“It could be one of six million different things,” Josephson said.
An official from the Federal Aviation Administration in Fresno took control of the investigation after local authorities found the wreckage.
Earlier in the morning, the FAA reported that three helicopters were conducting frost control in the area and only two returned to their base. Local officials later said there were two helicopters total. The returning pilot tried unsuccessfully to contact the missing pilot by radio, said FAA spokesman Ian Gregor.
The helicopter departed from Delano Airport and was returning to the airport when it disappeared at about 6:15 a.m. between McComb Road and Quality Road, he said.
A witness, identified as the pilot of the other helicopter, reported seeing an aircraft go down in the area. Both the Kern County Sheriff’s Office and the Kern County Fire Department were involved in the search, which was hampered by low visibility.
Robin Rogers, vice president of Fresno-based Rogers Helicopters Inc., which was not involved in Wednesday’s incident, said frost control involves using helicopters to fly over crops and push the slightly warmer air at higher altitudes downward. It’s not a big difference in temperature, he said, but if the ground level air is at freezing or below and the higher air is above freezing, it makes a difference and keeps frost off the crop.
Rogers said frost control is done on citrus at this time of year, and on almonds, pistachios and cherries in the spring. Helicopters typically fly anywhere from 20 to 50 feet above the treeline, he said.
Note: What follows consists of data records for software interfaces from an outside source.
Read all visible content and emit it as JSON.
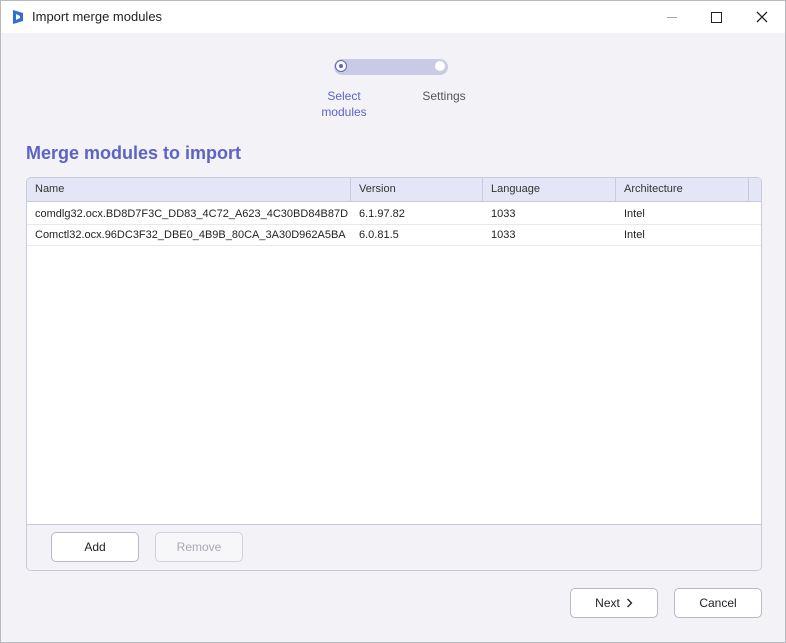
{
  "window": {
    "title": "Import merge modules",
    "app_icon": "installer-app-icon",
    "accent": "#5d63c4"
  },
  "stepper": {
    "steps": [
      {
        "label": "Select\nmodules",
        "active": true
      },
      {
        "label": "Settings",
        "active": false
      }
    ]
  },
  "section": {
    "title": "Merge modules to import"
  },
  "table": {
    "columns": [
      "Name",
      "Version",
      "Language",
      "Architecture"
    ],
    "rows": [
      [
        "comdlg32.ocx.BD8D7F3C_DD83_4C72_A623_4C30BD84B87D",
        "6.1.97.82",
        "1033",
        "Intel"
      ],
      [
        "Comctl32.ocx.96DC3F32_DBE0_4B9B_80CA_3A30D962A5BA",
        "6.0.81.5",
        "1033",
        "Intel"
      ]
    ]
  },
  "grid_buttons": {
    "add": "Add",
    "remove": "Remove"
  },
  "footer": {
    "next": "Next",
    "cancel": "Cancel"
  }
}
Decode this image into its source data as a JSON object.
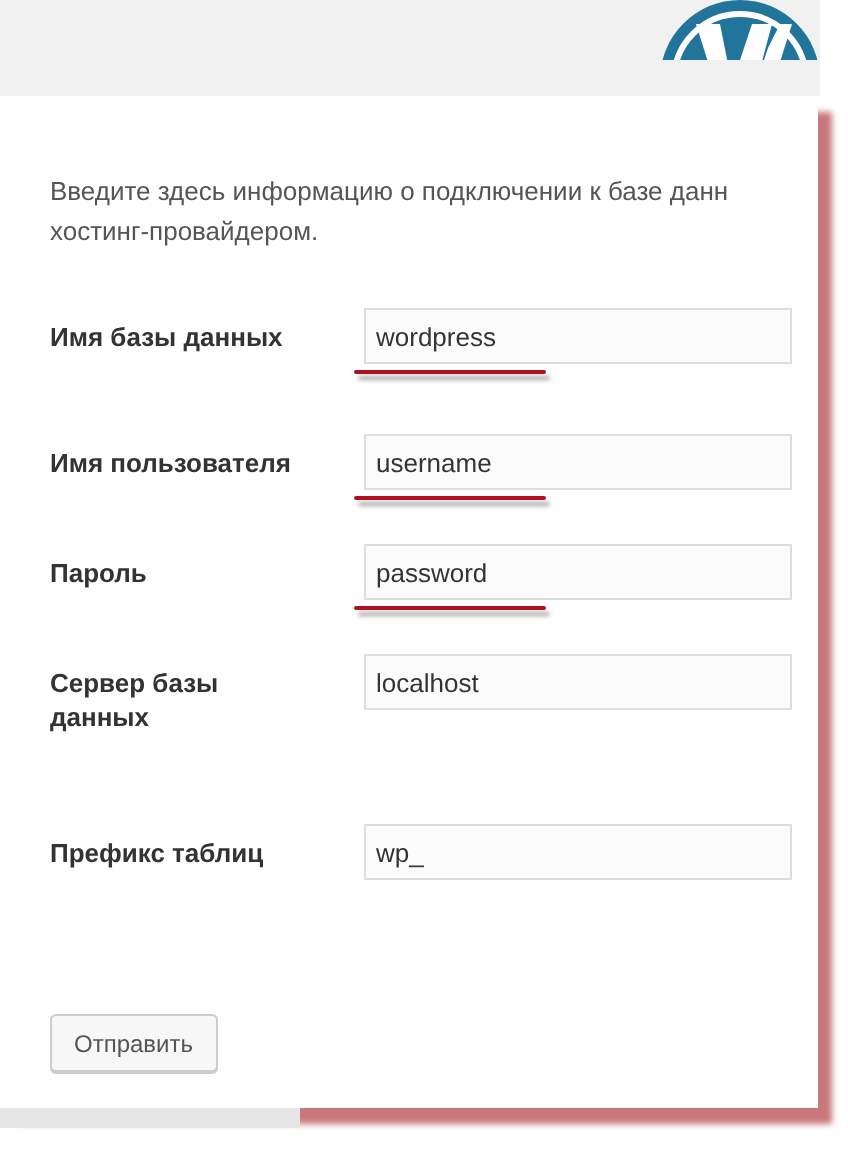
{
  "intro_lines": [
    "Введите здесь информацию о подключении к базе данн",
    "хостинг-провайдером."
  ],
  "fields": [
    {
      "label": "Имя базы данных",
      "value": "wordpress",
      "underlined": true
    },
    {
      "label": "Имя пользователя",
      "value": "username",
      "underlined": true
    },
    {
      "label": "Пароль",
      "value": "password",
      "underlined": true
    },
    {
      "label": "Сервер базы данных",
      "value": "localhost",
      "underlined": false
    },
    {
      "label": "Префикс таблиц",
      "value": "wp_",
      "underlined": false
    }
  ],
  "submit_button": "Отправить"
}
It can be a risky job, as the lower you fly you have obstacles such as telephone poles and transmission wires, Rogers said. Pilots perform reconnaissance during the day on the fields they’re going to fly so they’re aware of trouble spots.
“The hardest part this time of year is that the fog can form really fast,” he said.
Jon Zaninovich, owner of Jasmine Vineyards where the plane went down, said a foreman alerted him to smoke rising from the vineyards.
Zaninovich said he drove to the scene and found out from authorities what had happened.
He had workers on the ground pruning the vineyard, but fortunately none of them were hurt. Zaninovich said the helicopter was not doing work for him, but speculated that weather likely contributed to the crash.
“I think it was just fog and disorientation,” Zaninovich said. “Not a great way to start the new year, of course. I’m sure it was just an unfortunate accident.”